Protesters of different races, backgrounds, ages and beliefs are demonstrating their lack of tolerance for this behavior by law enforcement. There must be a remedy to this deep-seated evil that plagues us.
Our convention leaders have spoken out condemning the behavior and practice of racism. Together our voice is clear, but have we done enough?
It is not enough to simply say, “I don’t condone racism or participate in racism.” We must do what we can to be part of the solution. Scripture tells us in 1 John 4 that God loved us and we ought to love others. In fact, if we don’t love others, then the love of God is not in us.
So what does this mean for you and me? I have never protested and don’t see myself doing that in my future. I can’t change legislature and write policies abolishing racism. Yet, I also cannot call myself a Christian and stand by watching the evil, only to hide it under a “bush.”

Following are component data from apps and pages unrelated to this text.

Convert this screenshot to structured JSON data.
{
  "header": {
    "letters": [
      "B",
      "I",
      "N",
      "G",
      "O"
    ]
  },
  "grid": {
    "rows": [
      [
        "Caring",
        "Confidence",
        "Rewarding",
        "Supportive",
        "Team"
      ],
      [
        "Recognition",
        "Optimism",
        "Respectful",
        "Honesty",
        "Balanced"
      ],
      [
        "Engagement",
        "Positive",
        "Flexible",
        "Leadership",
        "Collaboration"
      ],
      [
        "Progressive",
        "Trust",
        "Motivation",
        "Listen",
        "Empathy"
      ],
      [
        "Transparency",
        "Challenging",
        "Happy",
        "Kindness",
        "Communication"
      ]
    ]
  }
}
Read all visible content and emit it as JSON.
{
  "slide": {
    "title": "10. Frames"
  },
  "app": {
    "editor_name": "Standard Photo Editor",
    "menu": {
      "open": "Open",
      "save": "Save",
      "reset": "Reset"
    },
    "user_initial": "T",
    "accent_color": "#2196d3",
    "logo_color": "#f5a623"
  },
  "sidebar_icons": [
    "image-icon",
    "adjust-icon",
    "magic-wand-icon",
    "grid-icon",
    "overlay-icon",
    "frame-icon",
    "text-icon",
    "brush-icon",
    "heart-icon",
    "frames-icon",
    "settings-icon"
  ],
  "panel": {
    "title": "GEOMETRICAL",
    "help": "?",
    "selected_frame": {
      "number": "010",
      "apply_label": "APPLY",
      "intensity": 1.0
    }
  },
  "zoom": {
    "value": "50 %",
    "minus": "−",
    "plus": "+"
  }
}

What I can do is unveil this evil when it occurs around me. I can and should “… Love thy neighbor as thyself” (Mark 12:31).
We can begin by getting to know someone that we don’t know today. It is difficult to hate or mistreat someone with whom you have developed a relationship. We can practice “intentional neighboring.” The root of the problem is sin. Christ’s love is the answer to sin in the world.
We can and should take these issues to the Lord in prayer. He has given us the assurance that we can ask anything in His name and He will do it.
We can know something needs to be done and be a part of the action to expose sinful behavior. We can love like Jesus loved to change the lives of the people around us. It’s time to stop excusing bad behavior and to expose bad behavior.
Since racism still exists in our world, we are not done. We need one more person to take action where God has given us the opportunity. We need one more act of kindness in our neighborhoods. We need one more person to step up as a leader to be an example, through the God-given gifts and talents we have, using them to His glory and honor.
Silence is not being a part of the solution. Saying you are not the problem is not being a participant in racial justice and equality.
We need one more person to do their part. Is that person you?
(EDITOR’S NOTE – Nate Jones is chair of the Biblical Recorder’s board of directors. He is a member of Cross Culture Church in Raleigh, N.C.)